A good managed portfolio 401(k) plan must:
- Have well-managed underlying investments. It requires good mutual funds that have performed well through market ups and downs relative to their peers in the same asset class, and a fund manager has been with the fund through these ups and downs and has managed the fund in accordance with the parameters of its prospectus.
- Only offer portfolios that are diversified across several asset classes. Retirement investors need to protect their nest eggs with investments that span multiple asset classes so that, when one class experiences volatility, the retirement portfolio can glean stability from the other asset classes.
- Offer several portfolios in order to provide appropriate options for all employees.
- Help employees to select the appropriate managed portfolio based on the individual investor’s risk tolerance, timeline to retirement, retirement goals and personal preferences. This shouldn’t be a guessing situation. Your employer or the financial services company providing the portfolios should provide a questionnaire that helps you pinpoint the appropriate portfolio for your current needs.
- Not add significant expenses because another layer of management is being used. You can expect to pay for an additional service like managed portfolios or advice, but costs should be reasonable.
Managed portfolios are not strictly a set-it-and-forget it option. There’s no such thing, and you should be leery of anyone who tells you otherwise. Investors’ goals and timelines change. Your tolerance for risk could even change.
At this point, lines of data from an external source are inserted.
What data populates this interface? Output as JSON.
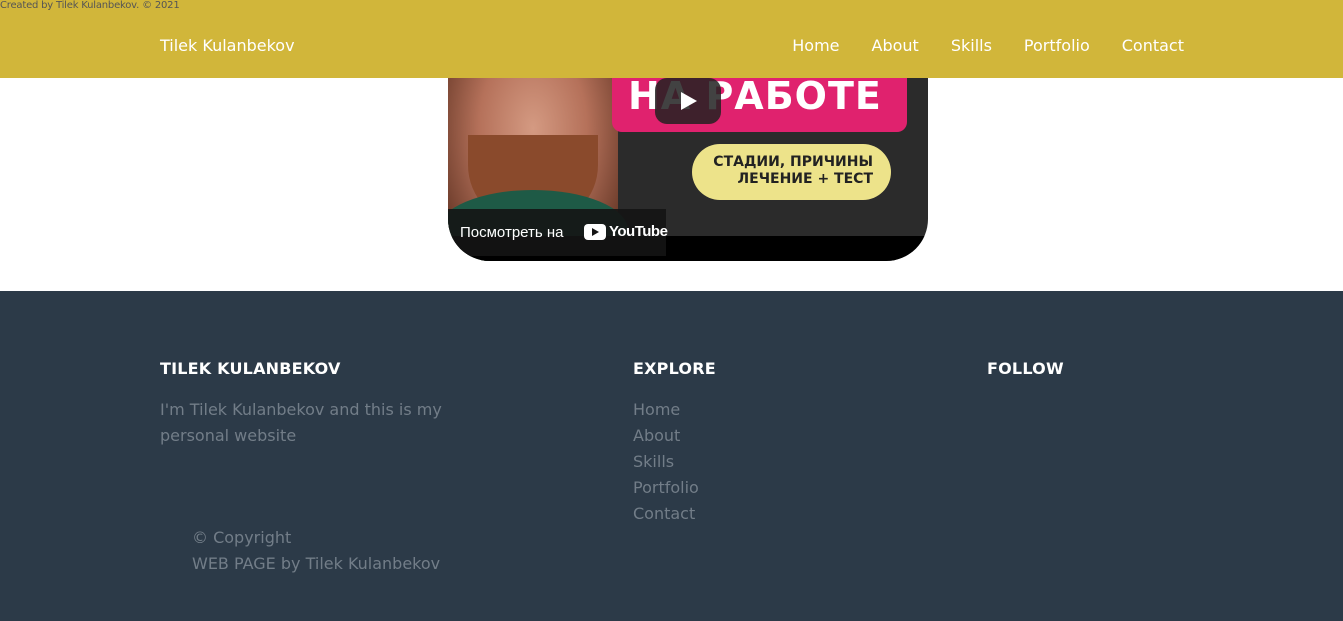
{
  "top_credit": "Created by Tilek Kulanbekov. © 2021",
  "nav": {
    "brand": "Tilek Kulanbekov",
    "links": [
      "Home",
      "About",
      "Skills",
      "Portfolio",
      "Contact"
    ]
  },
  "video": {
    "banner_text": "НА РАБОТЕ",
    "pill_line1": "СТАДИИ, ПРИЧИНЫ",
    "pill_line2": "ЛЕЧЕНИЕ + ТЕСТ",
    "watch_label": "Посмотреть на",
    "youtube_text": "YouTube"
  },
  "footer": {
    "about_title": "TILEK KULANBEKOV",
    "about_text": "I'm Tilek Kulanbekov and this is my personal website",
    "explore_title": "EXPLORE",
    "explore_links": [
      "Home",
      "About",
      "Skills",
      "Portfolio",
      "Contact"
    ],
    "follow_title": "FOLLOW",
    "copyright_line1": "© Copyright",
    "copyright_line2": "WEB PAGE by Tilek Kulanbekov"
  },
  "colors": {
    "navbar": "#d1b63a",
    "footer": "#2c3a48",
    "footer_text": "#727d88",
    "banner": "#e0226e",
    "pill": "#ede38a"
  }
}
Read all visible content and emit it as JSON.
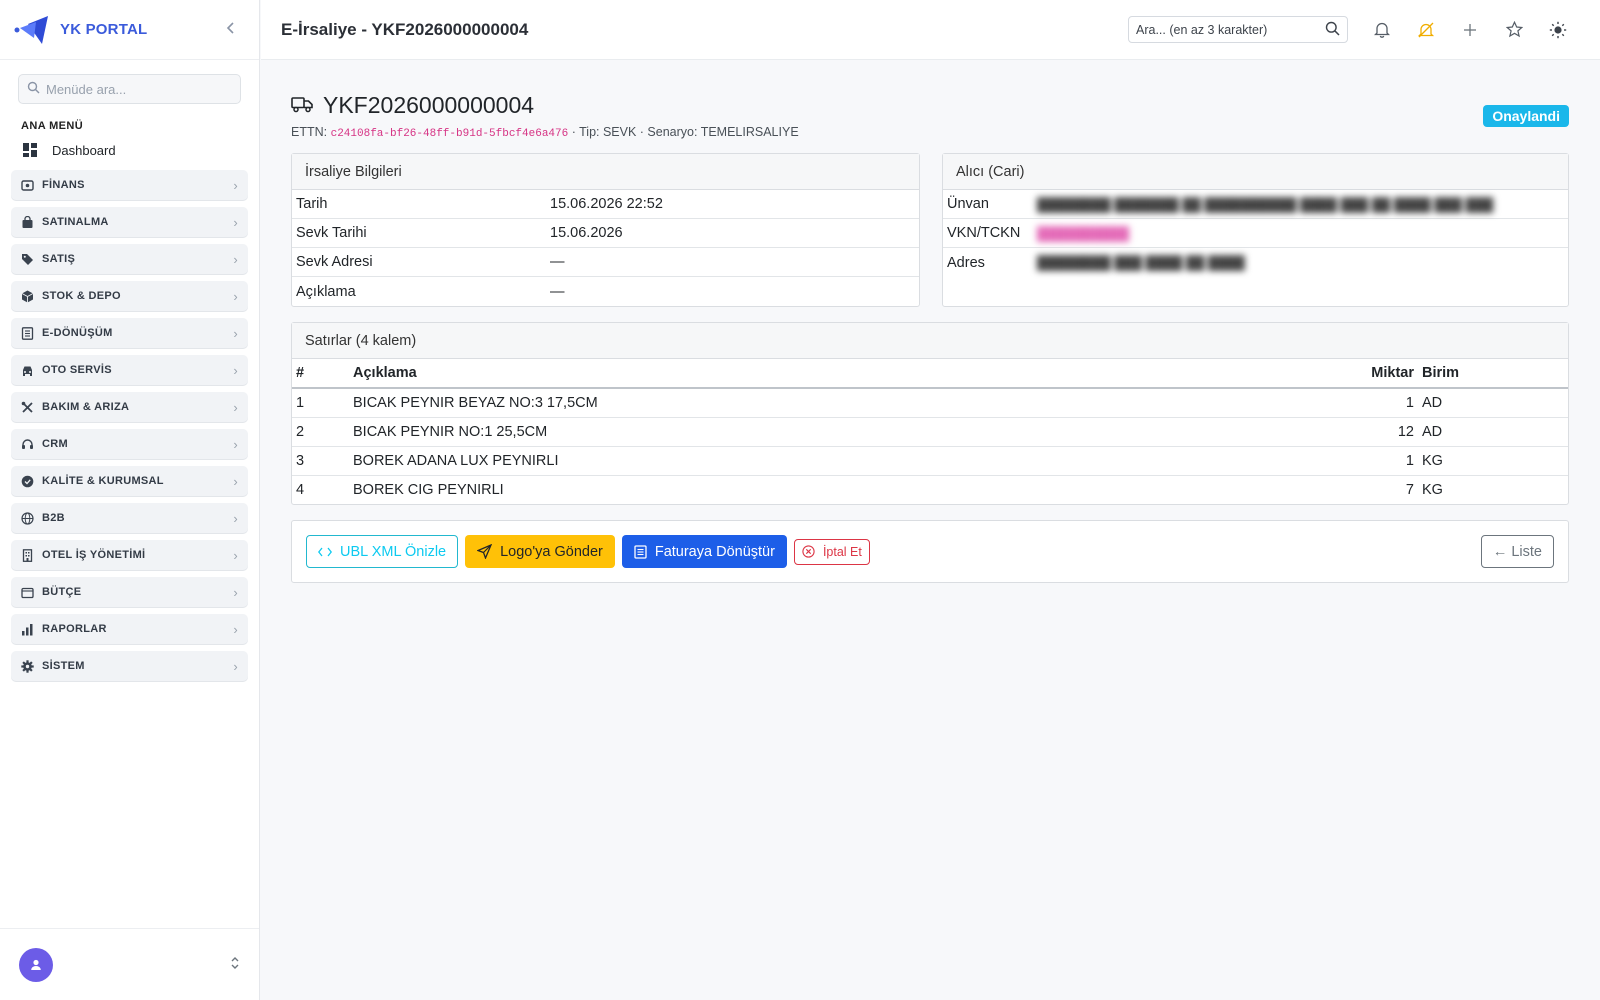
{
  "brand": {
    "name": "YK PORTAL"
  },
  "sidebar": {
    "search_placeholder": "Menüde ara...",
    "heading": "ANA MENÜ",
    "dashboard": "Dashboard",
    "items": [
      {
        "label": "FİNANS",
        "icon": "finance-icon"
      },
      {
        "label": "SATINALMA",
        "icon": "shopping-bag-icon"
      },
      {
        "label": "SATIŞ",
        "icon": "tag-icon"
      },
      {
        "label": "STOK & DEPO",
        "icon": "box-icon"
      },
      {
        "label": "E-DÖNÜŞÜM",
        "icon": "document-icon"
      },
      {
        "label": "OTO SERVİS",
        "icon": "car-icon"
      },
      {
        "label": "BAKIM & ARIZA",
        "icon": "tools-icon"
      },
      {
        "label": "CRM",
        "icon": "headset-icon"
      },
      {
        "label": "KALİTE & KURUMSAL",
        "icon": "quality-badge-icon"
      },
      {
        "label": "B2B",
        "icon": "globe-icon"
      },
      {
        "label": "OTEL İŞ YÖNETİMİ",
        "icon": "building-icon"
      },
      {
        "label": "BÜTÇE",
        "icon": "wallet-icon"
      },
      {
        "label": "RAPORLAR",
        "icon": "bar-chart-icon"
      },
      {
        "label": "SİSTEM",
        "icon": "gear-icon"
      }
    ]
  },
  "topbar": {
    "title": "E-İrsaliye - YKF2026000000004",
    "search_placeholder": "Ara... (en az 3 karakter)"
  },
  "doc": {
    "number": "YKF2026000000004",
    "ettn_label": "ETTN:",
    "ettn": "c24108fa-bf26-48ff-b91d-5fbcf4e6a476",
    "meta": "· Tip: SEVK · Senaryo: TEMELIRSALIYE",
    "status": "Onaylandi"
  },
  "irsaliye": {
    "header": "İrsaliye Bilgileri",
    "rows": [
      {
        "k": "Tarih",
        "v": "15.06.2026 22:52"
      },
      {
        "k": "Sevk Tarihi",
        "v": "15.06.2026"
      },
      {
        "k": "Sevk Adresi",
        "v": "—"
      },
      {
        "k": "Açıklama",
        "v": "—"
      }
    ]
  },
  "alici": {
    "header": "Alıcı (Cari)",
    "rows": [
      {
        "k": "Ünvan"
      },
      {
        "k": "VKN/TCKN"
      },
      {
        "k": "Adres"
      }
    ]
  },
  "lines": {
    "header": "Satırlar (4 kalem)",
    "columns": [
      "#",
      "Açıklama",
      "Miktar",
      "Birim"
    ],
    "rows": [
      {
        "no": "1",
        "desc": "BICAK PEYNIR BEYAZ NO:3 17,5CM",
        "qty": "1",
        "unit": "AD"
      },
      {
        "no": "2",
        "desc": "BICAK PEYNIR NO:1 25,5CM",
        "qty": "12",
        "unit": "AD"
      },
      {
        "no": "3",
        "desc": "BOREK ADANA LUX PEYNIRLI",
        "qty": "1",
        "unit": "KG"
      },
      {
        "no": "4",
        "desc": "BOREK CIG PEYNIRLI",
        "qty": "7",
        "unit": "KG"
      }
    ]
  },
  "actions": {
    "ubl": "UBL XML Önizle",
    "logo": "Logo'ya Gönder",
    "fatura": "Faturaya Dönüştür",
    "iptal": "İptal Et",
    "liste": "← Liste"
  },
  "colors": {
    "accent": "#3b5bdb",
    "status": "#1ab7ea",
    "warning": "#ffc107",
    "primary": "#1d5ee8"
  }
}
It stands to reason that investors in a 401(k) plan with managed portfolios could need to move through several portfolios over the course of a working career.
Your work doesn’t end there. Now and always, regardless of industry developments, employees should periodically check in on their 401(k) plan ratings—try Brightscope.com. Keep tabs to ensure your employer is providing a good plan. If managed portfolios are a trend that continues to grow, some lower quality options could pop up. Employers need to be vigilant in ensuring they offer managed portfolios that are well managed and appropriate. Due diligence will continue to be important so employers fulfill fiduciary duties.
This one change will allow more of your employees successfully retire. The 401(k) plan was designed as a supplement to a pension plan, it has become the sole source of retirement for most Americans. Plan sponsors should treat their plan more like a pension plan.
Please comment or call to discuss how this affects you and your company.